Maricopa County, Arizona Sheriff Joe Arpaio is literally roasting prisoners alive. Temperatures inside the tents at the prison camp the Sheriff operates are reaching 145°F. By way of comparison, a round of roast beef is said to be medium-rare when it reaches a core temperature of 130°F to 140°F.
Obviously, this is a horrific crime on the part of the Sheriff and all working for him. While it’s common to label such abuses under statism as an aberration, both the ovens of Maricopa County and Dachau are logical consequences of the perverse economic incentives of monopoly government.
The entire punishment-based approach to justice, including punishment for victimless non-crimes such as drug use or being Jewish, is an example of the Misesian calculation problem in the context of the state’s monopoly of law. Abuses such as Arpaio’s are an inevitable result so long as monopoly government is in place.
Market anarchists correctly recognize genuine crimes to be best understood as torts. Any genuine offense is an offense precisely because it’s an injury to someone else who did not deserve it. If some behavior could not be treated as a tort, it is injustice to treat it as a crime. No victim, no crime.

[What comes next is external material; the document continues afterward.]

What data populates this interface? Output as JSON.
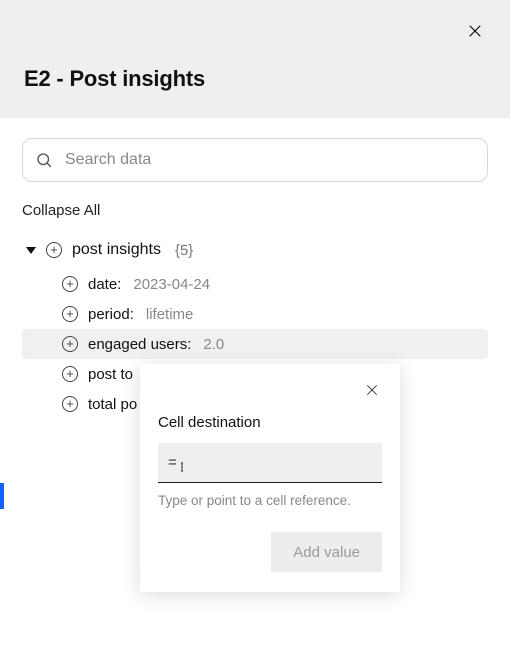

Flowing from the above is the understanding that justice is not punishment but compulsory restitution. Yet without a free market for adjudication of disputes, the monopoly state has no way to find rational price information for compensation of victims — no more so than Soviet central planners could figure out a rational price for a loaf of bread that would keep bread on the shelves without terror.

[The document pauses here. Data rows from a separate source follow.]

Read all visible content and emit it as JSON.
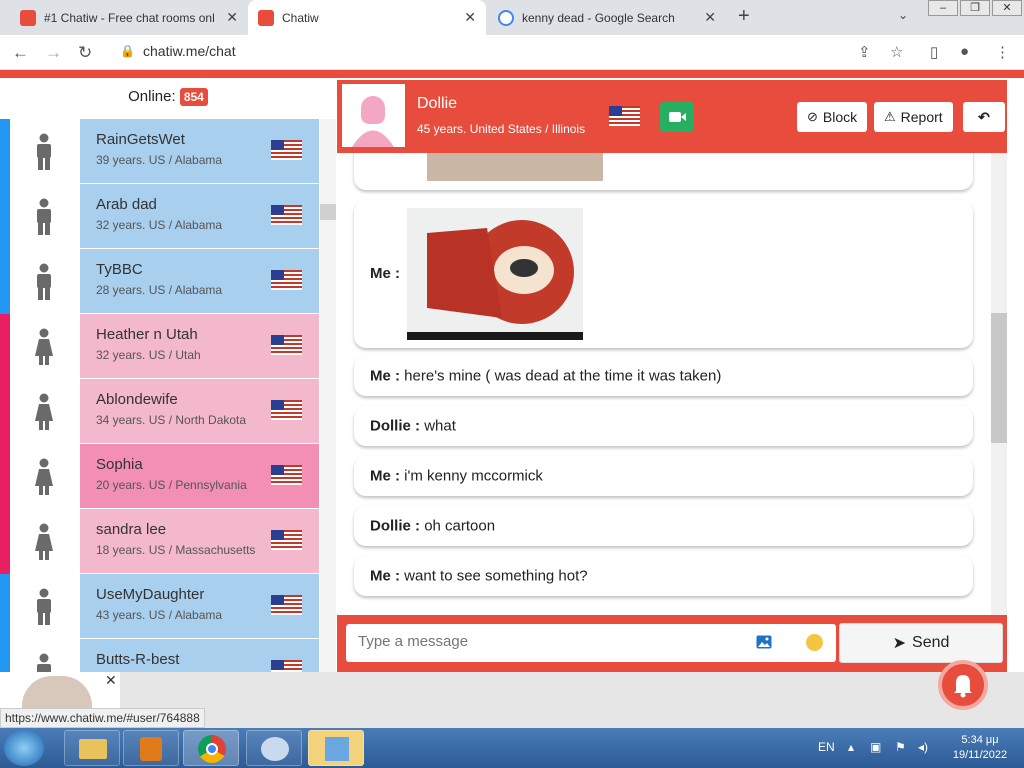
{
  "browser": {
    "tabs": [
      {
        "title": "#1 Chatiw - Free chat rooms onli",
        "active": false
      },
      {
        "title": "Chatiw",
        "active": true
      },
      {
        "title": "kenny dead - Google Search",
        "active": false
      }
    ],
    "url": "chatiw.me/chat",
    "status_url": "https://www.chatiw.me/#user/764888"
  },
  "online": {
    "label": "Online:",
    "count": "854"
  },
  "users": [
    {
      "name": "RainGetsWet",
      "info": "39 years. US / Alabama",
      "gender": "male"
    },
    {
      "name": "Arab dad",
      "info": "32 years. US / Alabama",
      "gender": "male"
    },
    {
      "name": "TyBBC",
      "info": "28 years. US / Alabama",
      "gender": "male"
    },
    {
      "name": "Heather n Utah",
      "info": "32 years. US / Utah",
      "gender": "female"
    },
    {
      "name": "Ablondewife",
      "info": "34 years. US / North Dakota",
      "gender": "female"
    },
    {
      "name": "Sophia",
      "info": "20 years. US / Pennsylvania",
      "gender": "female"
    },
    {
      "name": "sandra lee",
      "info": "18 years. US / Massachusetts",
      "gender": "female"
    },
    {
      "name": "UseMyDaughter",
      "info": "43 years. US / Alabama",
      "gender": "male"
    },
    {
      "name": "Butts-R-best",
      "info": "",
      "gender": "male"
    }
  ],
  "chat": {
    "partner_name": "Dollie",
    "partner_info": "45 years. United States / Illinois",
    "block_label": "Block",
    "report_label": "Report",
    "messages": [
      {
        "sender": "Me :",
        "text": "here's mine ( was dead at the time it was taken)"
      },
      {
        "sender": "Dollie :",
        "text": "what"
      },
      {
        "sender": "Me :",
        "text": "i'm kenny mccormick"
      },
      {
        "sender": "Dollie :",
        "text": "oh cartoon"
      },
      {
        "sender": "Me :",
        "text": "want to see something hot?"
      }
    ],
    "image_message_sender": "Me :",
    "input_placeholder": "Type a message",
    "send_label": "Send"
  },
  "taskbar": {
    "lang": "EN",
    "time": "5:34 μμ",
    "date": "19/11/2022"
  },
  "colors": {
    "accent": "#e74c3c",
    "male_card": "#a9cfee",
    "female_card": "#f4b8cc",
    "female_card_hover": "#f28fb2",
    "male_stripe": "#2196f3",
    "female_stripe": "#e91e63"
  }
}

The state, any state, is in all cases economically blind and can’t calculate. As a result, the state must maintain the pretense that arbitrary punishment is justice, instead, and insulate those who carry it out from the liability costs for their criminal (i.e. tortious) actions that a free market would place upon them.